Your response should contain every line from the data below that holds the string "structured".

[Data to examine]
----------------
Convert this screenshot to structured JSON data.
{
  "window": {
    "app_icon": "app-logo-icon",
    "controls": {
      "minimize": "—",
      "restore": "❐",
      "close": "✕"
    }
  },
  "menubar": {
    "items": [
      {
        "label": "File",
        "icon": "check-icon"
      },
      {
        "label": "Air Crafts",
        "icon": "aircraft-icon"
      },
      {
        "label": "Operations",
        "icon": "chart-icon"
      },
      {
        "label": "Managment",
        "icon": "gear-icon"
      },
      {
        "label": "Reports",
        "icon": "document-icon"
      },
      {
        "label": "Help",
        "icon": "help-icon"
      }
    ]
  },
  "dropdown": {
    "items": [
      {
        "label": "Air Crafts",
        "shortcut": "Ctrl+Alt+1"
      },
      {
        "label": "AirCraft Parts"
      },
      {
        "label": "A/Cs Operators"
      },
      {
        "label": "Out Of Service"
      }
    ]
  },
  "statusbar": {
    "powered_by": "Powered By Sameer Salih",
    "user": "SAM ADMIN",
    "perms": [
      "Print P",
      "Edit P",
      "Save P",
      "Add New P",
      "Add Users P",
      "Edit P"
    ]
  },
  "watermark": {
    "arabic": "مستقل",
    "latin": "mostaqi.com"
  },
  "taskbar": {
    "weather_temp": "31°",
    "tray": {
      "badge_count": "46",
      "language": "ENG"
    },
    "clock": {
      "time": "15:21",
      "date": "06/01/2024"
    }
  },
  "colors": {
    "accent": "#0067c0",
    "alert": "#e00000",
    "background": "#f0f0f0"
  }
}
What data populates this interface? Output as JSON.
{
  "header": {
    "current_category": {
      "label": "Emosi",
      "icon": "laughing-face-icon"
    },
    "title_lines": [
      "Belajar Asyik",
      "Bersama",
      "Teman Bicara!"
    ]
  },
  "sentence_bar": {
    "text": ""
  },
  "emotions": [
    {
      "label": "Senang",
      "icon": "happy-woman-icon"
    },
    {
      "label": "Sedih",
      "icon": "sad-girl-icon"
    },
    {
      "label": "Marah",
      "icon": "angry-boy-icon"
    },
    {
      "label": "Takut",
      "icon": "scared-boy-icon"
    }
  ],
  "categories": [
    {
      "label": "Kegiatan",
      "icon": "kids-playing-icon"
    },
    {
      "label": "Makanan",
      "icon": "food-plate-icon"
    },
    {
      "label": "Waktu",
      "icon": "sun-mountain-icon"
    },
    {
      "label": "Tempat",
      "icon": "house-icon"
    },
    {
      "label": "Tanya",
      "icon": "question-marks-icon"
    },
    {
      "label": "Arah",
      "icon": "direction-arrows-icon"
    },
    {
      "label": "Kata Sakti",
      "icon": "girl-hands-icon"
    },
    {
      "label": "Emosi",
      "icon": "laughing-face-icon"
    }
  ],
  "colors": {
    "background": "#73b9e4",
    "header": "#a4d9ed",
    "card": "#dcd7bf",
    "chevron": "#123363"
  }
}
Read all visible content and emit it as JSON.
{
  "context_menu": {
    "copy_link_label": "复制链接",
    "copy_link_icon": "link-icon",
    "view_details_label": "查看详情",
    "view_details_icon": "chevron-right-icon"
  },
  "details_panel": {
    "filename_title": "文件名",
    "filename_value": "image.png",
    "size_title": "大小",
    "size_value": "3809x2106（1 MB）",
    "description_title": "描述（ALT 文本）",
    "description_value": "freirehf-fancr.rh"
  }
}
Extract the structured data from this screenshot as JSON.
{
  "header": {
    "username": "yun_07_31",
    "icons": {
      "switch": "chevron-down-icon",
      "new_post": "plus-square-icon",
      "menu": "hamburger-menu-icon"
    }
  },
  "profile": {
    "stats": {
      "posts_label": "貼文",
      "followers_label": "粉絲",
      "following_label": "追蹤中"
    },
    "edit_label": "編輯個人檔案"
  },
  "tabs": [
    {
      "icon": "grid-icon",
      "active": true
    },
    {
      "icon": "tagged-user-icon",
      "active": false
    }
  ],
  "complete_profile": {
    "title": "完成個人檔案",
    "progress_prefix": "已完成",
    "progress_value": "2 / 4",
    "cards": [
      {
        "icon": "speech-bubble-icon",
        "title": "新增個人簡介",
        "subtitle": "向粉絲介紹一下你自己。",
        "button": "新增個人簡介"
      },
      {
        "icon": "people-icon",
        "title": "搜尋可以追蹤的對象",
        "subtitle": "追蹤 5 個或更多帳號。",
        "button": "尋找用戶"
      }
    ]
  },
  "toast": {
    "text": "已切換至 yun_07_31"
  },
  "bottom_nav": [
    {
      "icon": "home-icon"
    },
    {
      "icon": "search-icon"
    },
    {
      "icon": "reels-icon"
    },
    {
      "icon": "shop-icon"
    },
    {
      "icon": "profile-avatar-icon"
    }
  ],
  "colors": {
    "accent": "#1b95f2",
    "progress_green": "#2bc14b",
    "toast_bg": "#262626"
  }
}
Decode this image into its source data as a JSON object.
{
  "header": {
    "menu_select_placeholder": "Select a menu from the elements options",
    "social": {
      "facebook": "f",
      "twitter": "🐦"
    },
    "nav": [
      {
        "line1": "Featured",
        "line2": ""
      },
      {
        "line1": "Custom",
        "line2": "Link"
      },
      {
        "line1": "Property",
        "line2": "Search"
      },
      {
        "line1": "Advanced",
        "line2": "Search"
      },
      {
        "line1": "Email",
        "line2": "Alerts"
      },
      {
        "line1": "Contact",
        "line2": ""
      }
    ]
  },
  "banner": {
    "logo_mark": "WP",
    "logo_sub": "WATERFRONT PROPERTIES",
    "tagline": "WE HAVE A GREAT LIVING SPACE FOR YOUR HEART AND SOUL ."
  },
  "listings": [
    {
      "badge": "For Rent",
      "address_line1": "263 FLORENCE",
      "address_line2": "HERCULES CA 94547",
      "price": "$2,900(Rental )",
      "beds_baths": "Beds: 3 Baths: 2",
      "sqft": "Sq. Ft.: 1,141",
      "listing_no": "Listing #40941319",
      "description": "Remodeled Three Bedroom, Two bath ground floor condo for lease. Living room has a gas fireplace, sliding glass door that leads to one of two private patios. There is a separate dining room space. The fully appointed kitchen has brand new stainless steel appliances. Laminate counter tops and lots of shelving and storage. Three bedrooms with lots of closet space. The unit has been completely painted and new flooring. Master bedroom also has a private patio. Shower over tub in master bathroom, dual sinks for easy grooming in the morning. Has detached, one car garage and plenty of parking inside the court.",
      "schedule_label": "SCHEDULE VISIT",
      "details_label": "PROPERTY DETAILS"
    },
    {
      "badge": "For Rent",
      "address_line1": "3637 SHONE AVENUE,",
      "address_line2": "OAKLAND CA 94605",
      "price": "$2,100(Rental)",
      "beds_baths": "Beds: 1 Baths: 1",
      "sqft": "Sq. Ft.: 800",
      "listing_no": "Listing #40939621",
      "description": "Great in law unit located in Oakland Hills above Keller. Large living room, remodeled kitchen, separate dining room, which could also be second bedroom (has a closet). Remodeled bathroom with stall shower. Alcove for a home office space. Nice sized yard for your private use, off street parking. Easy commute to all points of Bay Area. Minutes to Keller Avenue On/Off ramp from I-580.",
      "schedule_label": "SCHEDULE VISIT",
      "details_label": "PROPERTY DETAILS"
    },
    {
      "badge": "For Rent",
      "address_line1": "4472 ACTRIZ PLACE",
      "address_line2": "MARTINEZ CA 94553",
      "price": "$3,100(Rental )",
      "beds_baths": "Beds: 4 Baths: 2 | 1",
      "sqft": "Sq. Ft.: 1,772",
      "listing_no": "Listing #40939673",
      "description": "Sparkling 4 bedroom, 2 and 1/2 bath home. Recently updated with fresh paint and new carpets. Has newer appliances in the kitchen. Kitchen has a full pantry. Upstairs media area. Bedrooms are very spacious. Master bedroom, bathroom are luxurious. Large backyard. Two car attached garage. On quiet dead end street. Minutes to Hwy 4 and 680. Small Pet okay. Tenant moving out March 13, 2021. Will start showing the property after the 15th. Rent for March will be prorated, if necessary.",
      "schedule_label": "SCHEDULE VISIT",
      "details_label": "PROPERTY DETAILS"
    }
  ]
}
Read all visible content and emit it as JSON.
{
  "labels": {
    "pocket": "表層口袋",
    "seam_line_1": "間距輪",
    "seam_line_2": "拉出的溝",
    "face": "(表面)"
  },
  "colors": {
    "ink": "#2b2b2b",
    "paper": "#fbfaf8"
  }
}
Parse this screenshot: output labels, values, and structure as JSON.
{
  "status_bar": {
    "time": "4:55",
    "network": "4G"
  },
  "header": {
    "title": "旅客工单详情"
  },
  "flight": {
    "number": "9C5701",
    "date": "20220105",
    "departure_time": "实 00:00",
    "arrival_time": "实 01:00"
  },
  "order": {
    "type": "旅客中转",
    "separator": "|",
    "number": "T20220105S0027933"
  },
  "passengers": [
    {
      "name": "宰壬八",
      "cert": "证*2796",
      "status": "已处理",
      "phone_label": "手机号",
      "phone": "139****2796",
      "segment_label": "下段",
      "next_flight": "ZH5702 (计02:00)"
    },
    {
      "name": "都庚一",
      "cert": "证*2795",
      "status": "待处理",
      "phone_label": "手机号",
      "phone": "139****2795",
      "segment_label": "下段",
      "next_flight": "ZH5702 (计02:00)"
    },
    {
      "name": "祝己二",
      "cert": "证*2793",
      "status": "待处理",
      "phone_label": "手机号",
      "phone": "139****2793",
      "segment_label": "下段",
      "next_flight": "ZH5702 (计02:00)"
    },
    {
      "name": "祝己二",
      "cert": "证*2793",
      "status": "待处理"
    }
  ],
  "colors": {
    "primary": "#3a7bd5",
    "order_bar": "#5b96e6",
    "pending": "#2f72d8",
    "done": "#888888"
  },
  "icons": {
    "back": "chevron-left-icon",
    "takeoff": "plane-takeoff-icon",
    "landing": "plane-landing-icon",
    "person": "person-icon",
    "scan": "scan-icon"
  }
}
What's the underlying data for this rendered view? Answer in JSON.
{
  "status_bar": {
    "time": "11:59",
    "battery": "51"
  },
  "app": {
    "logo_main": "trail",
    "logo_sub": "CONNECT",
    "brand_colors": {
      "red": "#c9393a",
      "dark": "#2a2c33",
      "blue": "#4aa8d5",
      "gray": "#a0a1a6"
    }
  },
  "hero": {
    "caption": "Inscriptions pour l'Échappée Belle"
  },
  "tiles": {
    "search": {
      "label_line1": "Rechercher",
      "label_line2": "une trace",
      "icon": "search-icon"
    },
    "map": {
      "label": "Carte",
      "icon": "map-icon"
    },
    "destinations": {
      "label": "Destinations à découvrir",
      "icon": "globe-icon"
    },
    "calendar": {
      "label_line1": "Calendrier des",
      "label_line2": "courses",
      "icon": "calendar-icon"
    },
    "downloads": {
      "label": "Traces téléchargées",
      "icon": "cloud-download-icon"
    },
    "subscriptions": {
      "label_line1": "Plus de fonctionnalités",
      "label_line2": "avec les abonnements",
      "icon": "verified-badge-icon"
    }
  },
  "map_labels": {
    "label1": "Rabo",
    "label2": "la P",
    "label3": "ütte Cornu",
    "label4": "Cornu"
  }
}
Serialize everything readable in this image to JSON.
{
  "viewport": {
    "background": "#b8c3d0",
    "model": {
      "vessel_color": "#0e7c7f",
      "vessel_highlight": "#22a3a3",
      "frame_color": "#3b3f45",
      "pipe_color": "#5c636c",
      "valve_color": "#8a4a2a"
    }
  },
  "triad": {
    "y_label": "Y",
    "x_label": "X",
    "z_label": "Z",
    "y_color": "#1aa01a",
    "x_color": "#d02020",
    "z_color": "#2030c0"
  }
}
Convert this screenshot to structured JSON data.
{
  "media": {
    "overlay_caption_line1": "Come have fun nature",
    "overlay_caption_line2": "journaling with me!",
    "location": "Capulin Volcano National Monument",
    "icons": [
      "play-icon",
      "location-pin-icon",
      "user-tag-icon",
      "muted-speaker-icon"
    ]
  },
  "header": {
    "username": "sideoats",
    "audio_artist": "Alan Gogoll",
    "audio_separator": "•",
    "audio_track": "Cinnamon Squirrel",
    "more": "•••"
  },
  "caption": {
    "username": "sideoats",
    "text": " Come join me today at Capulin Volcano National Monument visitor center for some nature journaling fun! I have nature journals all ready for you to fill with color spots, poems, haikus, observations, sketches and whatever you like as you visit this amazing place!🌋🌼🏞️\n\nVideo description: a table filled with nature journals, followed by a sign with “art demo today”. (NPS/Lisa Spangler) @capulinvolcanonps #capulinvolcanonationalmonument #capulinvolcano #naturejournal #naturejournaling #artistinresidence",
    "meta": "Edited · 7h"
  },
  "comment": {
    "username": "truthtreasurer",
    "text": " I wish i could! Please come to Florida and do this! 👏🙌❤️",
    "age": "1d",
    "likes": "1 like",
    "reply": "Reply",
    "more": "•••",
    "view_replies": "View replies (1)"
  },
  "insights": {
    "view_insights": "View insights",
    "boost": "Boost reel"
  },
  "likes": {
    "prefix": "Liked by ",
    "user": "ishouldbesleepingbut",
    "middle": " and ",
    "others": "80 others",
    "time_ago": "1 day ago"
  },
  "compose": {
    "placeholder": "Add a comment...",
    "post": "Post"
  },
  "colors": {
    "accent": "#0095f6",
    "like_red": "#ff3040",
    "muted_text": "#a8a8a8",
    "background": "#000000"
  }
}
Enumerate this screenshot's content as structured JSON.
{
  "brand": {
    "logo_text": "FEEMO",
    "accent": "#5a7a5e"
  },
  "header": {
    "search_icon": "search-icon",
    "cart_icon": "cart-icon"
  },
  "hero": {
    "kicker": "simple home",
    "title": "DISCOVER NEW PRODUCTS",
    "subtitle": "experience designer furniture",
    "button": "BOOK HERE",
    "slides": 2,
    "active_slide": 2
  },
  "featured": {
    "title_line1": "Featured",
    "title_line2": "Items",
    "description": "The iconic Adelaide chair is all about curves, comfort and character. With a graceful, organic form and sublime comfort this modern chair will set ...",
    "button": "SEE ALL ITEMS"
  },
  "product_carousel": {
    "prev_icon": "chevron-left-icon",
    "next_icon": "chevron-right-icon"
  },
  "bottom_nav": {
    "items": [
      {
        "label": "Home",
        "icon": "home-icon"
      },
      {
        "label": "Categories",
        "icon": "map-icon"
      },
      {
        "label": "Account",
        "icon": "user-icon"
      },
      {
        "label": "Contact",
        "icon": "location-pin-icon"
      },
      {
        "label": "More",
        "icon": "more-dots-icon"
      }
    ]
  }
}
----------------
[Solution]
Convert this screenshot to structured JSON data.
Extract the structured data from this screenshot as JSON.
Convert this screenshot to structured JSON data.
Enumerate this screenshot's content as structured JSON.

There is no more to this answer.